→ **Given entries**
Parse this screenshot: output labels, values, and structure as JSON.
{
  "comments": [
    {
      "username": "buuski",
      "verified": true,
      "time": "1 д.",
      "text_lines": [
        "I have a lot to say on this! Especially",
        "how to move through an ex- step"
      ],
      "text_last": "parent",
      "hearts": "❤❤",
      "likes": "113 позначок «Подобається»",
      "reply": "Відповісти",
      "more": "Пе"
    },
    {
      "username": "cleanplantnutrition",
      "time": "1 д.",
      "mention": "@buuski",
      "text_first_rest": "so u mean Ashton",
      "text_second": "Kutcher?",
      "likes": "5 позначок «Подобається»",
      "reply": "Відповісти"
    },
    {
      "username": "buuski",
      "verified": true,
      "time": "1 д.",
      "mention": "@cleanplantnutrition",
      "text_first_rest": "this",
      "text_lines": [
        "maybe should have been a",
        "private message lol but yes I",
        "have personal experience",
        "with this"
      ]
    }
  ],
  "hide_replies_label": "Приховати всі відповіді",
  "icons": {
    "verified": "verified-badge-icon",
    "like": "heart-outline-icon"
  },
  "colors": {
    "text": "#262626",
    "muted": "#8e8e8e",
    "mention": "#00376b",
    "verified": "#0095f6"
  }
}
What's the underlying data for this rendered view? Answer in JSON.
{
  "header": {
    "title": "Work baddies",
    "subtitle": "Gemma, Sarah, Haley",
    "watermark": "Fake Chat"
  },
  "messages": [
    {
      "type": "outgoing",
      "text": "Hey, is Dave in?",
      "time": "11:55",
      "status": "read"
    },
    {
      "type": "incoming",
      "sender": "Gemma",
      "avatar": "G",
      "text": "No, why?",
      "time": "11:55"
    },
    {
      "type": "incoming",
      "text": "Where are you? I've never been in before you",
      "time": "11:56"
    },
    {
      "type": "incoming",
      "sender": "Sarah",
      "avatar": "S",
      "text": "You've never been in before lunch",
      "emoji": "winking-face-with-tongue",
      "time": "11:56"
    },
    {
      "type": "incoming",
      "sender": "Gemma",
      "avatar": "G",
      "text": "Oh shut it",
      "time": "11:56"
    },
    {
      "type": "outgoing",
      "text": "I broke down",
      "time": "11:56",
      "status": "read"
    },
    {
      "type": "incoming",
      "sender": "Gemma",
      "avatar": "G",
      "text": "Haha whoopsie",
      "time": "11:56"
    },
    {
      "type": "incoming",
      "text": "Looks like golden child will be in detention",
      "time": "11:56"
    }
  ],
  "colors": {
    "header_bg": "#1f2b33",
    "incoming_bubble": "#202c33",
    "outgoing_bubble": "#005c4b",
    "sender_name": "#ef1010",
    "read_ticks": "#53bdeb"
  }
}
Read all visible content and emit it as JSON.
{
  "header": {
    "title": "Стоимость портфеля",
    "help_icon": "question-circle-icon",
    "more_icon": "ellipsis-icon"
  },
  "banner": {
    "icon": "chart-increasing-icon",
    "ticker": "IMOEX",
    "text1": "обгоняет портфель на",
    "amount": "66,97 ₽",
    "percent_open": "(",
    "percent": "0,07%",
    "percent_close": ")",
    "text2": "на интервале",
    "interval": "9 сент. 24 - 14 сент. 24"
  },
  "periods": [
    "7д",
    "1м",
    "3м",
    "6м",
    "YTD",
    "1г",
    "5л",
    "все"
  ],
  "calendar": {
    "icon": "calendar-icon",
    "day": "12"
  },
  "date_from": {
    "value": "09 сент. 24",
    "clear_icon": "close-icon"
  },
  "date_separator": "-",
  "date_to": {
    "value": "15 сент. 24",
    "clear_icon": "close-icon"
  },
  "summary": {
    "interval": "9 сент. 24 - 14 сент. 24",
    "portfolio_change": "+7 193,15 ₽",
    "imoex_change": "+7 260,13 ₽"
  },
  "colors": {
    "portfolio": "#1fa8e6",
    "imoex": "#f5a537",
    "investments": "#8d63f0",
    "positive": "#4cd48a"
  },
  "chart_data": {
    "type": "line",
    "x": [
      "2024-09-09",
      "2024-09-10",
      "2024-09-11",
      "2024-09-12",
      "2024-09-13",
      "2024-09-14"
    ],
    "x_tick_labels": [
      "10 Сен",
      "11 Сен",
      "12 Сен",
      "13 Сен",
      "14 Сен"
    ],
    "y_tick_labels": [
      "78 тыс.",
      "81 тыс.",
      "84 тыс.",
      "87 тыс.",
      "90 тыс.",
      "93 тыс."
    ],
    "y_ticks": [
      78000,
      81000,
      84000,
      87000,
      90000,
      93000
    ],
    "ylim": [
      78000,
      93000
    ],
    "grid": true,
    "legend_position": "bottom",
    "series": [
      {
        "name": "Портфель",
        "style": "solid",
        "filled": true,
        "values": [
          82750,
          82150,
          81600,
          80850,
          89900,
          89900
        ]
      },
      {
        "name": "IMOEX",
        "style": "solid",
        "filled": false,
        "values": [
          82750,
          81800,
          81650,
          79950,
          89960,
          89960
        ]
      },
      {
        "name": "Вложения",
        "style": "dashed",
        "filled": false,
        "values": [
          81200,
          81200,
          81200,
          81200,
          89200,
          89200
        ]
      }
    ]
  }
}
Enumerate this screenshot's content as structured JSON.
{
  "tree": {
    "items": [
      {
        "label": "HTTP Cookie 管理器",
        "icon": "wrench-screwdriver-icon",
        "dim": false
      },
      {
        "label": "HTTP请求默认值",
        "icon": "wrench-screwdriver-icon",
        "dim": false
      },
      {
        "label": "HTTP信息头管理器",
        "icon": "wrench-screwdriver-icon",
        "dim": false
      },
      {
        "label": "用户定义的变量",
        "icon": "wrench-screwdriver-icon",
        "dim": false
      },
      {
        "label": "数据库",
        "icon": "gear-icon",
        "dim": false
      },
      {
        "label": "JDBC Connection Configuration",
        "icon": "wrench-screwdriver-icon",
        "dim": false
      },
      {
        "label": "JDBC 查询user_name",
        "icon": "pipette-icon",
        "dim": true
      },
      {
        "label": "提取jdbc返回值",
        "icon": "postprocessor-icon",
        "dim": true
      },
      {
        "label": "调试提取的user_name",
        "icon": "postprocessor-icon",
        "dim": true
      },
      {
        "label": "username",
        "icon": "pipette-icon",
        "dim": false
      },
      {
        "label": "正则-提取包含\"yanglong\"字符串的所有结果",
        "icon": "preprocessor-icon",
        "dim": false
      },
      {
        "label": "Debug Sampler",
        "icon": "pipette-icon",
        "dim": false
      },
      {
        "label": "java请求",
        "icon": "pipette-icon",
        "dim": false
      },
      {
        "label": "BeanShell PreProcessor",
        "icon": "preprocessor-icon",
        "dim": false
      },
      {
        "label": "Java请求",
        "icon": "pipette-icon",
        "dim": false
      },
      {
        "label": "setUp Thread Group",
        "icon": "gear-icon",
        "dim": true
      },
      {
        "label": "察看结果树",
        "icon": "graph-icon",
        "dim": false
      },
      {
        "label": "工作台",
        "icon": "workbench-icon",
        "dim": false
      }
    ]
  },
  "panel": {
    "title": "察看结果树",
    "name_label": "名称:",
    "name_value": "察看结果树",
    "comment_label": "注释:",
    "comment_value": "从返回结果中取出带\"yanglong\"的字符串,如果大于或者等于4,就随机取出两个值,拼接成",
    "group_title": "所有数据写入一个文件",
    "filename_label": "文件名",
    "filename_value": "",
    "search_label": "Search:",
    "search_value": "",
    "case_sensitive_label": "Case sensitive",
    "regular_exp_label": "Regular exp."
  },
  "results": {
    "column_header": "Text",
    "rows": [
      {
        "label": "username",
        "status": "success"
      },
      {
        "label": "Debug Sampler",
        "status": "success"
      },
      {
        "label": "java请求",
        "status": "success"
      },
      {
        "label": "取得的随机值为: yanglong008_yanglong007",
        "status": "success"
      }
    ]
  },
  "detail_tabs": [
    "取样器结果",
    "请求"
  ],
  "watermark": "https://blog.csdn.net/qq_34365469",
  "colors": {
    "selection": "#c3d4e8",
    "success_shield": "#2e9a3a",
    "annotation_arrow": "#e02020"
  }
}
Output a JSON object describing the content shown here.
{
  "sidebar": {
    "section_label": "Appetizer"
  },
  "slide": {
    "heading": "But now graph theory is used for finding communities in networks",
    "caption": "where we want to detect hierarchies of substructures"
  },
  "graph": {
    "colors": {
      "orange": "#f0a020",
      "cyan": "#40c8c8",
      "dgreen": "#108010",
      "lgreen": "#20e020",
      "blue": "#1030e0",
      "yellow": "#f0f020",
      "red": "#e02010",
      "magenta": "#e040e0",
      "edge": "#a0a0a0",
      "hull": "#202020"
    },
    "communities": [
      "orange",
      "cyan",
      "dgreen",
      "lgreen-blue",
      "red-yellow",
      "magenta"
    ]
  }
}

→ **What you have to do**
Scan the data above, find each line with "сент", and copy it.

→ **Output for this exercise**
    "interval": "9 сент. 24 - 14 сент. 24"
    "value": "09 сент. 24",
    "value": "15 сент. 24",
    "interval": "9 сент. 24 - 14 сент. 24",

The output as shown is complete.